Section 3610 of the Act allows federal agencies to use “funds made available by the Act” to modify contracts to reimburse contractors for the costs of providing “paid leave … to keep [their] employees or subcontractors in a ready state” if they are unable to enter a government-approved site of work due to closures or quarantine restrictions resulting from COVID-19.  This provision supplements other new requirements in the CARES Act and its predecessor, the Families First Coronavirus Relief Act (“FFCRA”), for paid sick leave.

While undoubtedly helpful to contractors who want to maintain readiness without bearing the millstone of idle labor costs, Section 3610 contains several limitations for government contractors to be aware of:

  • Reimbursement is limited to “minimum applicable contract billing rates,” and may not exceed an “average of 40 hours per week.”
  • Reimbursement will be made only if the relevant employees’ job duties “cannot be performed remotely.” This limitation is consistent with the new paid sick leave provided by FFCRA; employees are not eligible for that paid sick leave if they are able to telework.
  • Reimbursement will not be made for costs incurred after September 30, 2020, the end of the government’s fiscal year. This is stricter than the FFCRA paid sick leave, which is available through December 31, 2020.
  • The payments are offset by the amount of refundable tax credits that employers may receive under FFCRA. In essence, this prevents “double-dipping” for reimbursements.

The Department of Defense’s office of Defense Pricing and Contracting (“DPC”) highlighted Section 3610 in a March 30, 2020 Memorandum advising Contracting Officers on how to work with contractors to minimize the impacts of the COVID-19.  However, both the memo and the statute leave several issues unresolved.

  • First, regulations or guidance do not yet exist to explain how contractors should apply for reimbursement. The DPC March 30 Memorandum promises that “DPC will provide implementing guidance for this section as soon as practicable.”  DPC has been consolidating and publishing COVID-19 guidance, under the leadership of Under Secretary Ellen Lord, and we expect the guidance to come in due course.
  • Second, the Act does not define when a contractor is in a “ready state.” This term may be akin to the requirement that a contractor establish that its workers were on “standby” as a condition of recovering unabsorbed overhead costs.  Under federal law, a contractor is considered to be on standby when contract work is suspended for an indefinite duration, even as the contractor is nevertheless required “to be ready to resume work on the contract, at full speed as well as immediately.”  J. Dick, Inc. v. Principi, 324 F.3d 1364, 1371 (Fed. Cir. 2003).  That guidance may be informative, but we cannot stay for certain what a contractor will need to do in order to be considered to be in “ready state.”
  • Third, the Act does not address how the reimbursable rate will be determined in fixed-price contracts that do not specify labor category billing rates. In such cases, contractors should coordinate with their Contracting Officer and be prepared to substantiate billing rates cited in reimbursement requests from documentation beyond the four corners of the contract.

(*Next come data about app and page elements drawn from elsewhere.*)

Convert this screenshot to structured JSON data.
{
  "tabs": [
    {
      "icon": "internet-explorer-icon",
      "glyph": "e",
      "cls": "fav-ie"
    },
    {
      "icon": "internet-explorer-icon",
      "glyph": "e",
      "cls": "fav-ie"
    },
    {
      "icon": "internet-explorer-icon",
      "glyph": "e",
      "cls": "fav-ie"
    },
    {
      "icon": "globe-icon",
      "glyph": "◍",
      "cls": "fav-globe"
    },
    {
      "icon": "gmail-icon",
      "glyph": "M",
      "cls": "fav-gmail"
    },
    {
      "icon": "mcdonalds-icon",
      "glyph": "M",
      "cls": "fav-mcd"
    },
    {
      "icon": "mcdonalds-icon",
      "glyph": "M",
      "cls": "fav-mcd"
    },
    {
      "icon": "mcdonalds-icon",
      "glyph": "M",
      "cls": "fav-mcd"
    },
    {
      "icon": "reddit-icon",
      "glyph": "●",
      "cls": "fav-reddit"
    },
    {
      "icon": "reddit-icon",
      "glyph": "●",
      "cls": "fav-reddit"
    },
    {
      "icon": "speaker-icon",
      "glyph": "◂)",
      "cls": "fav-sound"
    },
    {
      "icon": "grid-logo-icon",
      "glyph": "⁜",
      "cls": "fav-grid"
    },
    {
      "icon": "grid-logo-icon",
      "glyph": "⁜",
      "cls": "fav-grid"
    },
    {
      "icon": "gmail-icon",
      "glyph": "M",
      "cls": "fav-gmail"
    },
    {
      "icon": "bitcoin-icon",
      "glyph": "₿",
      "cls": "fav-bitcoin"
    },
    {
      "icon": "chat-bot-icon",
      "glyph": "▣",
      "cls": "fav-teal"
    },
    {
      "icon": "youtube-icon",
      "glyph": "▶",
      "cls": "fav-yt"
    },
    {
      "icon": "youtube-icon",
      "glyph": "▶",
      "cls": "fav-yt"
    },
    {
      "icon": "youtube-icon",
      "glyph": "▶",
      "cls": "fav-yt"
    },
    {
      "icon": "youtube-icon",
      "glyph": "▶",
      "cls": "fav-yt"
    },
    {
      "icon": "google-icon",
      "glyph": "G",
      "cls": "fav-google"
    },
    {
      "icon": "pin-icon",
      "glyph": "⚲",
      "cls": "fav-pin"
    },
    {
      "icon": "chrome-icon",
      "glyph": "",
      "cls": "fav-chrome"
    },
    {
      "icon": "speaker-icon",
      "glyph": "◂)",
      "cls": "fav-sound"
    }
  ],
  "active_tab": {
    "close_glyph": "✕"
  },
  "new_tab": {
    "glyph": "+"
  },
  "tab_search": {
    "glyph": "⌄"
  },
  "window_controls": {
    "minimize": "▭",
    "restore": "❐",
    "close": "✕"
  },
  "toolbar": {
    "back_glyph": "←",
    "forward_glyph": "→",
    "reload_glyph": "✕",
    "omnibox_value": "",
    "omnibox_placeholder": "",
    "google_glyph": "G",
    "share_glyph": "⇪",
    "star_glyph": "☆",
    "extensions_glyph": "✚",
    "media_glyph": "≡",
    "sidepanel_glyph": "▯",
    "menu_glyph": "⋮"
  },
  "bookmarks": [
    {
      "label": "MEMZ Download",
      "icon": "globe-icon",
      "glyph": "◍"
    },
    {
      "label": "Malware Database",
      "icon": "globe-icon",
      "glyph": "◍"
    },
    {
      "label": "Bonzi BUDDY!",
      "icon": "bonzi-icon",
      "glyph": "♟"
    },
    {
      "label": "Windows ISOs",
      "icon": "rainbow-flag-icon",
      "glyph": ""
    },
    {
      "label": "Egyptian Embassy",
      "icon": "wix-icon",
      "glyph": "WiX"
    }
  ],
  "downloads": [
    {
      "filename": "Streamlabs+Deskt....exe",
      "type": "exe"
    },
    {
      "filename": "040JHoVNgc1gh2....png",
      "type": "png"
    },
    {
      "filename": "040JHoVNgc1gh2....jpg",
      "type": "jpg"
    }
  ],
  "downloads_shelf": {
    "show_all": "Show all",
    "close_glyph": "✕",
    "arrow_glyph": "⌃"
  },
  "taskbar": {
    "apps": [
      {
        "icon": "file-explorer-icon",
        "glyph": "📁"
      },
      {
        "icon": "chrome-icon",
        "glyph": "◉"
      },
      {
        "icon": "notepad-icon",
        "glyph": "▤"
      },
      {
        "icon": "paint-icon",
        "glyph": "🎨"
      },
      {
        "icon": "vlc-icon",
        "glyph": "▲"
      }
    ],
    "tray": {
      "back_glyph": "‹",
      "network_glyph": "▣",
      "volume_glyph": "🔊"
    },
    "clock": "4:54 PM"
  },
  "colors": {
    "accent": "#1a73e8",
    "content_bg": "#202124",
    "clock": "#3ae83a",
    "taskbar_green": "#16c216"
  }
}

Even with these limitations and open questions, Section 3610 will be of interest to many contractors, as it raises the possibility of substantial relief for firms whose workforces have been idled by COVID-19.  And unlike the requirements for recovering costs under the Changes or Suspension of Work clauses, Section 3610 contemplates granting relief even absent proof of a contract change or unreasonable delay by the Contracting Officer.

We soon expect to see additional guidance for implementing the provisions of Section 3610 and will be closely monitoring developments in this area.  In the meantime, contractors affected by coronavirus-related delays and restrictions should meticulously document both the circumstances and costs associated with any performance impacts.